The Washington Nationals crave a playoff run that doesn’t end at the division series. The Mets crave a season in which they don’t have a press conference about an injured pitcher. The Marlins are trying to put the nightmare of the end of the 2016 behind them. The Phillies and Braves are hoping to move on from the “lose tons of games” phase of their rebuilds and move on to the “hey, these kids can play!” phase.

There is a ton of star power in the NL East — Harper, Scherzer, Cespedes, Syndergaard, Stanton, Freeman — some great young talent on ever roster and, in Ichiro and Bartolo, the two oldest players in the game.

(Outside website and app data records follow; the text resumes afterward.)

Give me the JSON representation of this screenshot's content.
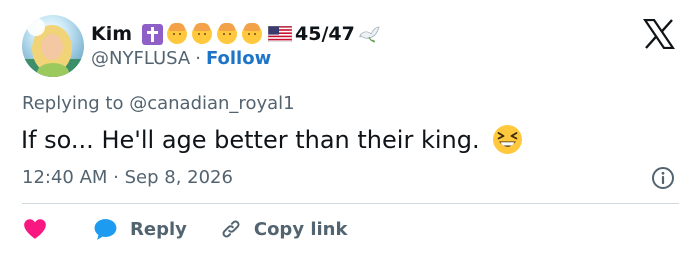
{
  "author": {
    "display_name": "Kim",
    "handle": "@NYFLUSA",
    "separator": "·",
    "follow_label": "Follow",
    "count_text": "45/47",
    "badges": [
      "latin-cross-emoji",
      "baby-face-emoji",
      "baby-face-emoji",
      "baby-face-emoji",
      "baby-face-emoji",
      "us-flag-emoji",
      "dove-emoji"
    ]
  },
  "reply_context": {
    "prefix": "Replying to ",
    "target": "@canadian_royal1"
  },
  "tweet": {
    "text": "If so... He'll age better than their king.",
    "emoji": "grinning-squinting-face-emoji"
  },
  "meta": {
    "timestamp": "12:40 AM · Sep 8, 2026"
  },
  "actions": {
    "reply_label": "Reply",
    "copy_label": "Copy link"
  },
  "colors": {
    "accent": "#1d74c8",
    "secondary_text": "#536471",
    "primary_text": "#0f1419",
    "like": "#f91880",
    "reply": "#1d9bf0",
    "divider": "#cfd9de"
  }
}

Maybe the division can’t lay claim to the best team in baseball, but there will certainly be some interesting baseball in the division.

Here’s how each team breaks down:

Washington Nationals
New York Mets
Miami Marlins
Philadelphia Phillies
Atlanta Braves